8000 CITIES, Addis Ababa, 2019

„We will build 8000 new cities in Ethiopia in ten yearssays  the entrepreneur and developer, Tsedeke Woldu, CEO of Flintstone Homes.

Ethiopia has undergone massive changes in the last decade in the context of industrialization, urbanization and infrastructure projects. A controversial master plan, lack of housing and massive urban renewal projects were challenges that have shaped the urban landscape of Addis Ababa. It involves expropriation of land, house demolition, relocation and compensation of displaced residents. The outward expansion of Addis Ababa was formalized in Master Plan for Addis Ababa and Surrounding Oromia Zone. According to The master plan published in 2014, the city would expand towards the Oromia region with developing Oromia’s farmlands.

The Oromia region is the largest of Ethiopia’s nine federal regions. The ethnic Oromo people account 35% of the country’s population and inhabit lands surrounding Addis Ababa. Due to its proximity to Addis ababa and the expansion of the city towards periphery, the Oromia region has been subjected to continuous encroachment by industrial and real estate developments driven by national and international investors. 
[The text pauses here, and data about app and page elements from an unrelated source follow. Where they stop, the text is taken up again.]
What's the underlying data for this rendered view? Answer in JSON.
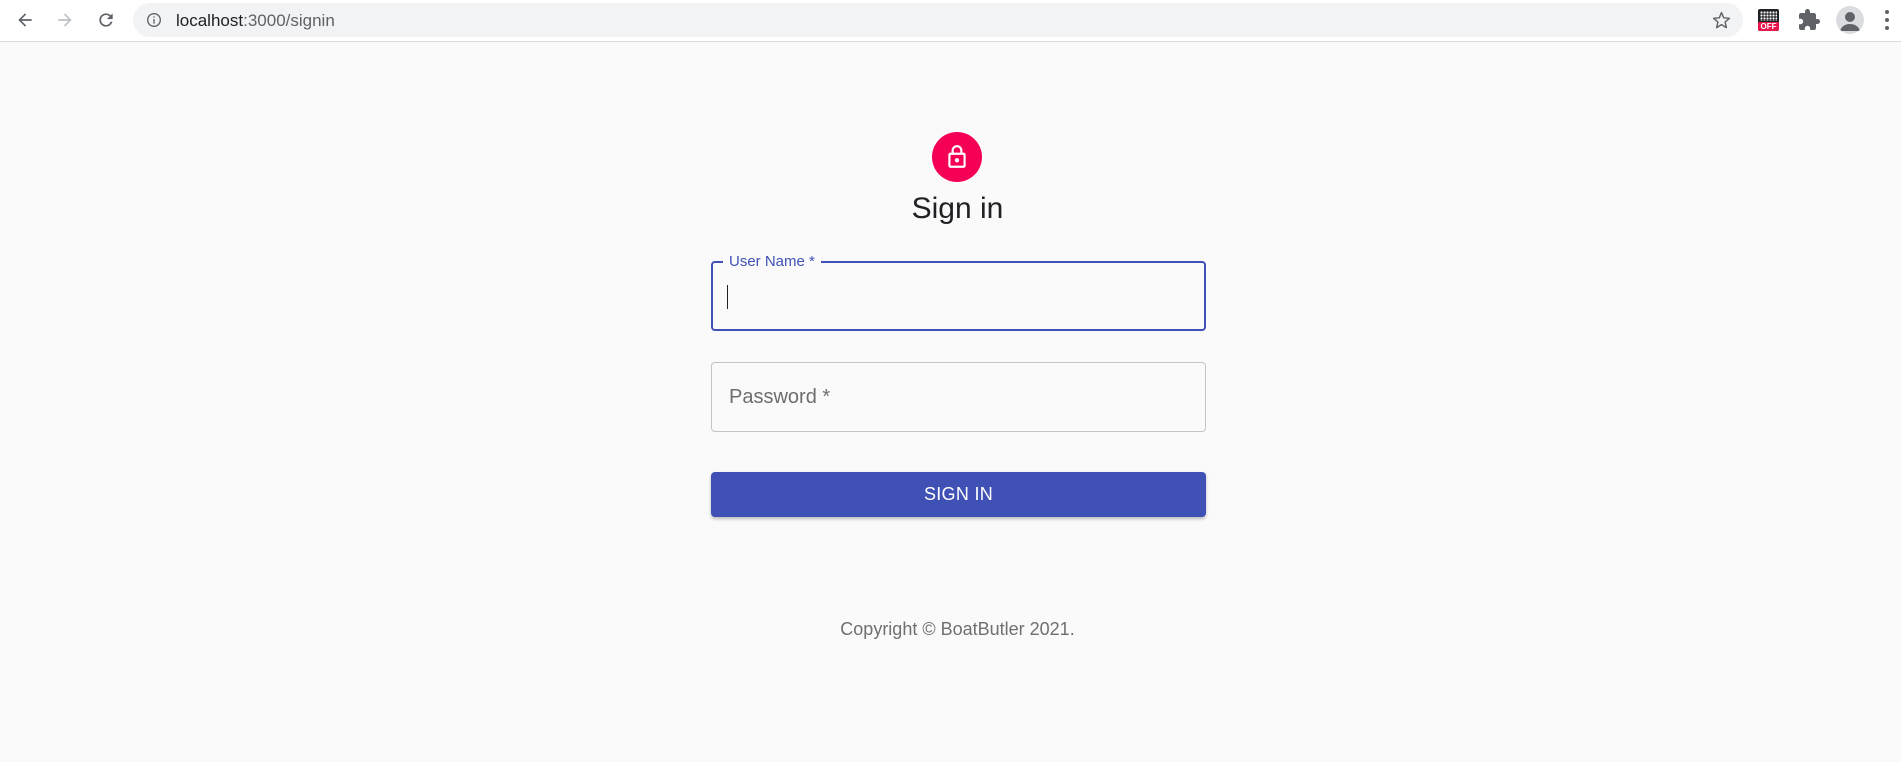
{
  "browser": {
    "url_host": "localhost",
    "url_path": ":3000/signin",
    "extension_badge": "OFF"
  },
  "page": {
    "title": "Sign in",
    "username_label": "User Name *",
    "password_placeholder": "Password *",
    "signin_button": "SIGN IN",
    "copyright": "Copyright © BoatButler 2021."
  },
  "colors": {
    "primary": "#3f51b5",
    "secondary": "#f50057",
    "background": "#fafafa"
  }
}
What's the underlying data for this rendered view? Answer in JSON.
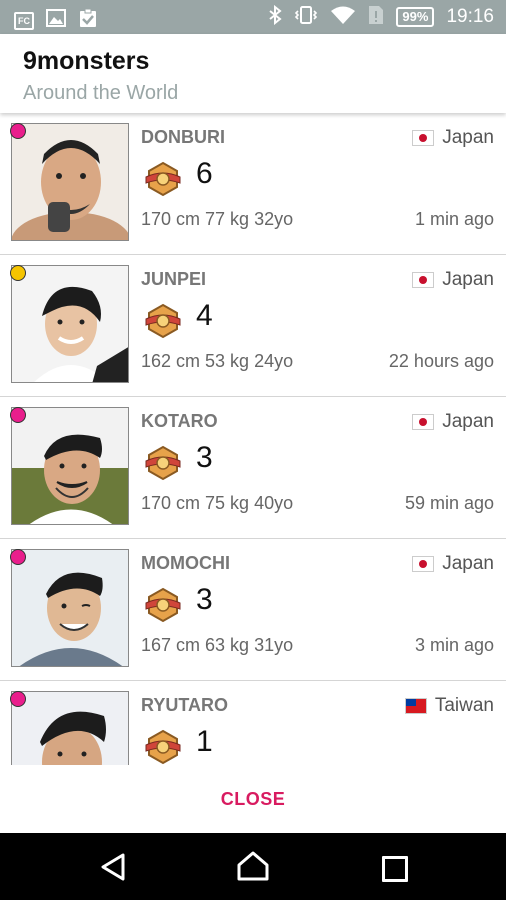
{
  "status_bar": {
    "left_icons": [
      "fc-icon",
      "image-icon",
      "clipboard-check-icon"
    ],
    "left_icon_text": "FC",
    "battery": "99%",
    "time": "19:16"
  },
  "header": {
    "title": "9monsters",
    "subtitle": "Around the World"
  },
  "users": [
    {
      "name": "DONBURI",
      "country": "Japan",
      "flag": "jp",
      "count": "6",
      "stats": "170 cm 77 kg 32yo",
      "ago": "1 min ago",
      "dot_color": "#e91e8c"
    },
    {
      "name": "JUNPEI",
      "country": "Japan",
      "flag": "jp",
      "count": "4",
      "stats": "162 cm 53 kg 24yo",
      "ago": "22 hours ago",
      "dot_color": "#f5c400"
    },
    {
      "name": "KOTARO",
      "country": "Japan",
      "flag": "jp",
      "count": "3",
      "stats": "170 cm 75 kg 40yo",
      "ago": "59 min ago",
      "dot_color": "#e91e8c"
    },
    {
      "name": "MOMOCHI",
      "country": "Japan",
      "flag": "jp",
      "count": "3",
      "stats": "167 cm 63 kg 31yo",
      "ago": "3 min ago",
      "dot_color": "#e91e8c"
    },
    {
      "name": "RYUTARO",
      "country": "Taiwan",
      "flag": "tw",
      "count": "1",
      "stats": "",
      "ago": "",
      "dot_color": "#e91e8c"
    }
  ],
  "dialog": {
    "close_label": "CLOSE"
  },
  "colors": {
    "accent": "#d81b60",
    "status_bar": "#9aa6a6",
    "subtitle": "#9aa6a6"
  }
}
The master plan raised concerns among many Oromos about adequate compensation and danger of displacement and finally escalated violent anti-government protests that led to the declaration of a nine-month state of emergency in 2016. Although the master plan was abandoned, Addis Ababa’s enlargement has already displaced millions of Oromo farmers and trapped them in poverty, evicted from the land and natural resources. It has been transforming a great amount of the eastern Oromia’s Farmlands to the gated community of luxury villa settlements in legetafo that has been involving many women workers who construct the villas exactly where it used to be their own farmland.

 8000 cities deals with Ethiopia‘s controversial urbanization process that separates city from non-city, present from projected future. It explores the rural-urban transformation in the eastern periphery of Addis Ababa. It wanders from rural to urban. From farmlands towards housing settlements. From disappearing places to emerging spaces and depicts the impact of globalization on the transformation pattern of urban spaces which are part of a problematic growth narrative between economic promises of salvation and forced post- and neocolonial dependency relations that goes far beyond the case of Ethiopia.